* THE TASK:
Each line of the data below that contains "this" must be copied.

——————

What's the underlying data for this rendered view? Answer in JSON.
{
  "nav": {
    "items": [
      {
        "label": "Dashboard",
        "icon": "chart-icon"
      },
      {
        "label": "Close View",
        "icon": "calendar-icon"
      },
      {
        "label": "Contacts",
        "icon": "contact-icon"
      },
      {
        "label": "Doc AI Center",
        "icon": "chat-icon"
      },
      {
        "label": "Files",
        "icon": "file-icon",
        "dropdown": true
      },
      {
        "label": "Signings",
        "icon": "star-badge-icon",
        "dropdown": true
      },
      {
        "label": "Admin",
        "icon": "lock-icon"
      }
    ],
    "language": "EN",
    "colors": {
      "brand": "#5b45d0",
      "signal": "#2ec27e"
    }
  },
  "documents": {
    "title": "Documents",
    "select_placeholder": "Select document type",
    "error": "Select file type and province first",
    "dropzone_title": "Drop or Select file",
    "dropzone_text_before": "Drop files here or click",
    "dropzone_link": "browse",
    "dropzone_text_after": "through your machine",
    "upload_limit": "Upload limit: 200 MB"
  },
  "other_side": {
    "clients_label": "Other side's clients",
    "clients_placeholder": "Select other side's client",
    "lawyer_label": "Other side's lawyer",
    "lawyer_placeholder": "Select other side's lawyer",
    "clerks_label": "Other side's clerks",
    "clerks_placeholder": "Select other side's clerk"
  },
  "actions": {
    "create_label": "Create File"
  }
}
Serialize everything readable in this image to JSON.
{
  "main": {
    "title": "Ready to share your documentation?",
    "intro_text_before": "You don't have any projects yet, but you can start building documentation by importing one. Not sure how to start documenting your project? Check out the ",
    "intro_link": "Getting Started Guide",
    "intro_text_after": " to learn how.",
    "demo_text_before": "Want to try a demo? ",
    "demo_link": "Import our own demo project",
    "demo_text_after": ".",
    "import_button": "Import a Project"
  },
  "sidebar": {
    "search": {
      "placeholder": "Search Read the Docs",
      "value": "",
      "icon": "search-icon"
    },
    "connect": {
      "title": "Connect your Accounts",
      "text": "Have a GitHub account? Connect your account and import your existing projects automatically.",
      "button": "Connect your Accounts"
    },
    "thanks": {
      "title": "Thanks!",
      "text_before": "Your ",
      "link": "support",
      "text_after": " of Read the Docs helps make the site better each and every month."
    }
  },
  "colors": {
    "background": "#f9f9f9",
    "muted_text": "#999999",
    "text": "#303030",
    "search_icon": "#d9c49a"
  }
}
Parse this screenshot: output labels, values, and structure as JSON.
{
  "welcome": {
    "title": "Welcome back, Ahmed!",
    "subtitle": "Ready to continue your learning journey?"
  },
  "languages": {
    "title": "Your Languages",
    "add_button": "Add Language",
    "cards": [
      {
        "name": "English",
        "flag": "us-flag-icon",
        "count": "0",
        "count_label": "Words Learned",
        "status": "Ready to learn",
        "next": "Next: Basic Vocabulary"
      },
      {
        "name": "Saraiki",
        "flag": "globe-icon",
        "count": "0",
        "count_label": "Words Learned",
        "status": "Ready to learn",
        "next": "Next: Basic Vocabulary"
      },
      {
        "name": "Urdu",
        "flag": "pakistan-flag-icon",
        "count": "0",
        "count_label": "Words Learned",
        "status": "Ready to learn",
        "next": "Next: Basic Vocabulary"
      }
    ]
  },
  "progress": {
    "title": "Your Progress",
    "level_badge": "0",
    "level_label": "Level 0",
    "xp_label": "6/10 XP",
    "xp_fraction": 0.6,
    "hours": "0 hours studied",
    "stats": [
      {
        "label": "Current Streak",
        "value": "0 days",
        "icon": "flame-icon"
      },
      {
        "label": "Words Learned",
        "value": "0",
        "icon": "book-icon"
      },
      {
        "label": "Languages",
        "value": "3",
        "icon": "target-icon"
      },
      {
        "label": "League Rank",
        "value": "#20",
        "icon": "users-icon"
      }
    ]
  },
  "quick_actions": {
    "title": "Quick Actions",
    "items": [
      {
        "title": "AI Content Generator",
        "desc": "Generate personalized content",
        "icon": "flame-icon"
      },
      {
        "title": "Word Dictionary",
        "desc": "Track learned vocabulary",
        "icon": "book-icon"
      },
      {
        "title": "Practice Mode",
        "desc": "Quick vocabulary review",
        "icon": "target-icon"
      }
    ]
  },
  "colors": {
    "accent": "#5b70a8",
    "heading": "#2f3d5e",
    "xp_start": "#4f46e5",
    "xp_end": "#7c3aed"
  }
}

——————

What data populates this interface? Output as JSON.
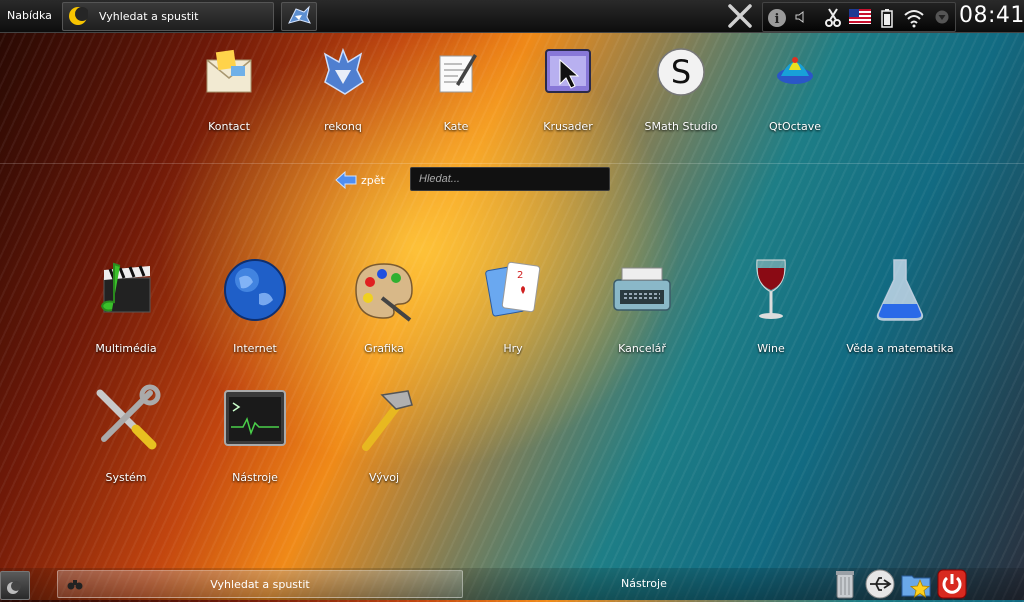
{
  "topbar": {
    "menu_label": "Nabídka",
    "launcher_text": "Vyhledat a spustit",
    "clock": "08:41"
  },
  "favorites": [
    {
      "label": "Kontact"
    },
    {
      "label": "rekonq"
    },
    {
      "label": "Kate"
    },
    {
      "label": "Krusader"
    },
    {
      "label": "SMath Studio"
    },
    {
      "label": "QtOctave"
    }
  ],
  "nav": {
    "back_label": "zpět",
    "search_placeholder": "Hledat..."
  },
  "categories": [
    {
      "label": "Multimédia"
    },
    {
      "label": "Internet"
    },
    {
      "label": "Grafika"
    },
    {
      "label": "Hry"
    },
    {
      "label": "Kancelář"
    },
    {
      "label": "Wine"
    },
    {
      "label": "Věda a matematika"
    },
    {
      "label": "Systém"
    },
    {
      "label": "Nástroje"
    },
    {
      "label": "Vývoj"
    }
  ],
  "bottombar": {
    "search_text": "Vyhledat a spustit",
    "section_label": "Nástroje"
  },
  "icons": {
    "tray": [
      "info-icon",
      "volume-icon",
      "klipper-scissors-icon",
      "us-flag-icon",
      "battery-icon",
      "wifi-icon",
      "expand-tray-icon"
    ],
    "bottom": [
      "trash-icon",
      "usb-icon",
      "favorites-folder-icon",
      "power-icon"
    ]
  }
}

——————

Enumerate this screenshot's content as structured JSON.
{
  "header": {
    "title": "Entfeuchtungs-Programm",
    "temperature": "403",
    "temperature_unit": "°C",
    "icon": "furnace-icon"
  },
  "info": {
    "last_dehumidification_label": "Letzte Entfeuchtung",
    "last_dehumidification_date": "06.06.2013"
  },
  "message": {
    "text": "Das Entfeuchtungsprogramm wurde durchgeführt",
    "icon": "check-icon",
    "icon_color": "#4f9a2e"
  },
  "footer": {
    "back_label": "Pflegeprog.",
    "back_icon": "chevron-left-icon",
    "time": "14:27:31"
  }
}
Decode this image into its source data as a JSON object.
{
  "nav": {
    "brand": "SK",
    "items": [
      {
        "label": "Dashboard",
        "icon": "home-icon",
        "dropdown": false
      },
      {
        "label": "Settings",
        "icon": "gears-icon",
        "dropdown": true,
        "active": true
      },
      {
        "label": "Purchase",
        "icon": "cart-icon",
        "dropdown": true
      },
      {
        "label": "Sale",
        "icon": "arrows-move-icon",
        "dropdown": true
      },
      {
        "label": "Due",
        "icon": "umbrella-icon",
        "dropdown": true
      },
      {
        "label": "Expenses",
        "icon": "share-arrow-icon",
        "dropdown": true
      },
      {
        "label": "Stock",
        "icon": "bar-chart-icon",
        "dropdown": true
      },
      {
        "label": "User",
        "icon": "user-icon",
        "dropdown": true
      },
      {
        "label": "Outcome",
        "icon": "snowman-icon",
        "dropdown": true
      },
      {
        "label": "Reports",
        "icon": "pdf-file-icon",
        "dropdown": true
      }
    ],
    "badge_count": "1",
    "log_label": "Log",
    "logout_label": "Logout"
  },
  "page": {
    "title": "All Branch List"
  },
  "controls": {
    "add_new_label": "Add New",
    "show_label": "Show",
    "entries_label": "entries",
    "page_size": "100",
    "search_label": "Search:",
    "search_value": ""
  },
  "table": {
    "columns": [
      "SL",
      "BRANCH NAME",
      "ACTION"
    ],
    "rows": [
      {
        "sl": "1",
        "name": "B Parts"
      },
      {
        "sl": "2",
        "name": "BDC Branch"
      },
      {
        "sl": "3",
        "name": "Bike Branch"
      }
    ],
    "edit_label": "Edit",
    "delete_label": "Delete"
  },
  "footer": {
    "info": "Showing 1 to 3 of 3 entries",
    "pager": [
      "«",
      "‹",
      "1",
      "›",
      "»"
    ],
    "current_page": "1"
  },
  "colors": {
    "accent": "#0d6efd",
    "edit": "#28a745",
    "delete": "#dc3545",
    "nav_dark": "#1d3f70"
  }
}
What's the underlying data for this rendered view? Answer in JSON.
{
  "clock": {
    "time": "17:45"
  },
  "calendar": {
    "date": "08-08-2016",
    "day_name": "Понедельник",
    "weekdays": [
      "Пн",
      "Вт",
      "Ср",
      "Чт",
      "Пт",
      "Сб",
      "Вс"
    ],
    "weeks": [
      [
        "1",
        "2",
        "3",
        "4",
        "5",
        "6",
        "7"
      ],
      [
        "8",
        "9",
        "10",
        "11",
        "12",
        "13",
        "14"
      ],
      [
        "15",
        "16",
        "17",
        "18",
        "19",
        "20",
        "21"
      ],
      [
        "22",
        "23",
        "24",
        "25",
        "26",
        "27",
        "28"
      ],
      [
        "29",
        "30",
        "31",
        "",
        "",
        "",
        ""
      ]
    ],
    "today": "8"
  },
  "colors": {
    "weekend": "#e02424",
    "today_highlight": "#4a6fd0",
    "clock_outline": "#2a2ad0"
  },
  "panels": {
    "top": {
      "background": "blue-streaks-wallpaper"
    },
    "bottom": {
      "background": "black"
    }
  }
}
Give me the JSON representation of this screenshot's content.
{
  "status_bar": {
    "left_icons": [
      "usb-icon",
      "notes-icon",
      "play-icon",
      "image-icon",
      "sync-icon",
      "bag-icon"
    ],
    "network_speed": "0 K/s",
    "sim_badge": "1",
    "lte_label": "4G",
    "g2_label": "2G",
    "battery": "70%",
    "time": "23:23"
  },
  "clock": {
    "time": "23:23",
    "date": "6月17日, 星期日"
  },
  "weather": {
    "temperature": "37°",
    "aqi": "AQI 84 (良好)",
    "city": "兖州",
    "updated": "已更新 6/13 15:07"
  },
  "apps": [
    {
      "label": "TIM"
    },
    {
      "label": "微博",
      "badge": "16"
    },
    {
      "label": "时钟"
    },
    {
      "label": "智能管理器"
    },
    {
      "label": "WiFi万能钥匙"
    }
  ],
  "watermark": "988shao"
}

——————

* YOUR RESPONSE:
What's the underlying data for this rendered view? Answer in JSON.
Serialize everything readable in this image to JSON.
Parse this screenshot: output labels, values, and structure as JSON.
What data populates this interface? Output as JSON.
Enumerate this screenshot's content as structured JSON.
Decode this image into its source data as a JSON object.
What's the underlying data for this rendered view? Answer in JSON.
Give me the JSON representation of this screenshot's content.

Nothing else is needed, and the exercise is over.